[Stored data]

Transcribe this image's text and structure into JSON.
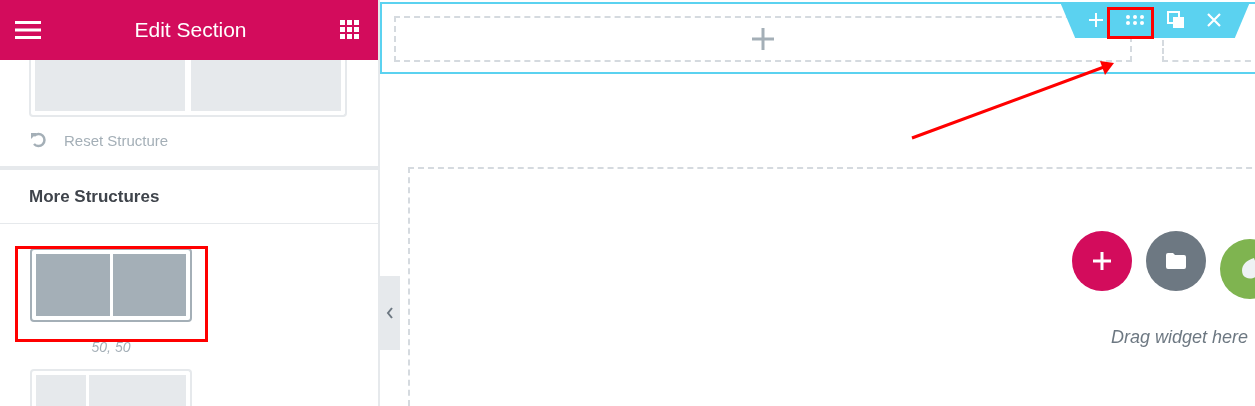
{
  "panel": {
    "title": "Edit Section",
    "reset_label": "Reset Structure",
    "more_title": "More Structures",
    "structures": [
      {
        "label": "50, 50"
      }
    ]
  },
  "canvas": {
    "drop_hint": "Drag widget here"
  }
}
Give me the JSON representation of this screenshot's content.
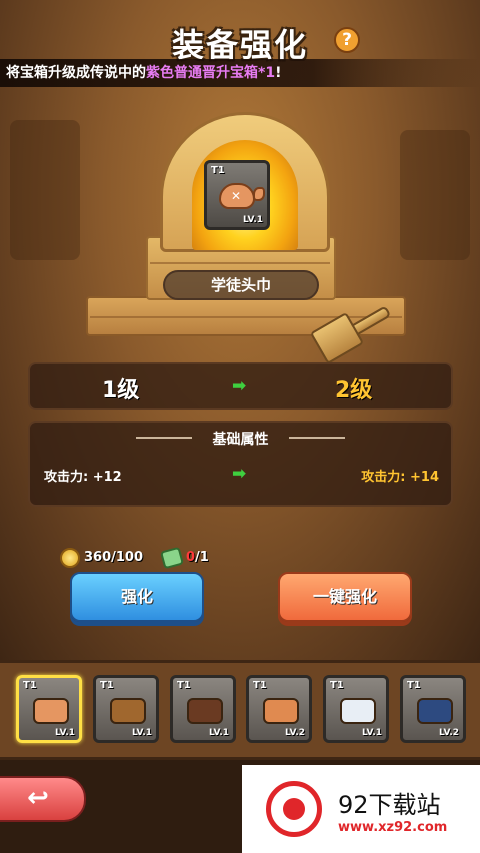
{
  "header": {
    "title": "装备强化",
    "help_label": "?",
    "notice_prefix": "将宝箱升级成传说中的",
    "notice_highlight": "紫色普通晋升宝箱*1",
    "notice_suffix": "!"
  },
  "forge": {
    "item": {
      "tier": "T1",
      "level": "LV.1",
      "icon": "bandana-icon"
    },
    "item_name": "学徒头巾"
  },
  "level_upgrade": {
    "from": "1级",
    "to": "2级"
  },
  "attributes": {
    "header": "基础属性",
    "old_value": "攻击力: +12",
    "new_value": "攻击力: +14"
  },
  "cost": {
    "gold": "360/100",
    "scroll_current": "0",
    "scroll_required": "/1"
  },
  "buttons": {
    "enhance": "强化",
    "one_click_enhance": "一键强化",
    "back_icon": "back-arrow-icon"
  },
  "inventory": [
    {
      "tier": "T1",
      "level": "LV.1",
      "icon": "bandana-icon",
      "color": "#e59661",
      "selected": true
    },
    {
      "tier": "T1",
      "level": "LV.1",
      "icon": "hook-hand-icon",
      "color": "#a0672e",
      "selected": false
    },
    {
      "tier": "T1",
      "level": "LV.1",
      "icon": "belt-icon",
      "color": "#6a3a22",
      "selected": false
    },
    {
      "tier": "T1",
      "level": "LV.2",
      "icon": "sandal-icon",
      "color": "#e08a50",
      "selected": false
    },
    {
      "tier": "T1",
      "level": "LV.1",
      "icon": "striped-shirt-icon",
      "color": "#e8eef5",
      "selected": false
    },
    {
      "tier": "T1",
      "level": "LV.2",
      "icon": "pants-icon",
      "color": "#2d4a80",
      "selected": false
    }
  ],
  "watermark": {
    "title": "92下载站",
    "url": "www.xz92.com"
  },
  "colors": {
    "accent_gold": "#ffc431",
    "notice_purple": "#e77cf2",
    "enhance_blue": "#2f8fe0",
    "one_click_orange": "#f06a3c",
    "cost_red": "#ff3a3a"
  }
}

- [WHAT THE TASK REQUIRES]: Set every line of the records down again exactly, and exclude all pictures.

- [WRITTEN RESPONSE]:
Transcribe this image's text and structure into JSON.
{
  "panel": {
    "title": "Edit Section",
    "reset_label": "Reset Structure",
    "more_title": "More Structures",
    "structures": [
      {
        "label": "50, 50"
      }
    ]
  },
  "canvas": {
    "drop_hint": "Drag widget here"
  }
}
Give me the JSON representation of this screenshot's content.
{
  "header": {
    "title": "装备强化",
    "help_label": "?",
    "notice_prefix": "将宝箱升级成传说中的",
    "notice_highlight": "紫色普通晋升宝箱*1",
    "notice_suffix": "!"
  },
  "forge": {
    "item": {
      "tier": "T1",
      "level": "LV.1",
      "icon": "bandana-icon"
    },
    "item_name": "学徒头巾"
  },
  "level_upgrade": {
    "from": "1级",
    "to": "2级"
  },
  "attributes": {
    "header": "基础属性",
    "old_value": "攻击力: +12",
    "new_value": "攻击力: +14"
  },
  "cost": {
    "gold": "360/100",
    "scroll_current": "0",
    "scroll_required": "/1"
  },
  "buttons": {
    "enhance": "强化",
    "one_click_enhance": "一键强化",
    "back_icon": "back-arrow-icon"
  },
  "inventory": [
    {
      "tier": "T1",
      "level": "LV.1",
      "icon": "bandana-icon",
      "color": "#e59661",
      "selected": true
    },
    {
      "tier": "T1",
      "level": "LV.1",
      "icon": "hook-hand-icon",
      "color": "#a0672e",
      "selected": false
    },
    {
      "tier": "T1",
      "level": "LV.1",
      "icon": "belt-icon",
      "color": "#6a3a22",
      "selected": false
    },
    {
      "tier": "T1",
      "level": "LV.2",
      "icon": "sandal-icon",
      "color": "#e08a50",
      "selected": false
    },
    {
      "tier": "T1",
      "level": "LV.1",
      "icon": "striped-shirt-icon",
      "color": "#e8eef5",
      "selected": false
    },
    {
      "tier": "T1",
      "level": "LV.2",
      "icon": "pants-icon",
      "color": "#2d4a80",
      "selected": false
    }
  ],
  "watermark": {
    "title": "92下载站",
    "url": "www.xz92.com"
  },
  "colors": {
    "accent_gold": "#ffc431",
    "notice_purple": "#e77cf2",
    "enhance_blue": "#2f8fe0",
    "one_click_orange": "#f06a3c",
    "cost_red": "#ff3a3a"
  }
}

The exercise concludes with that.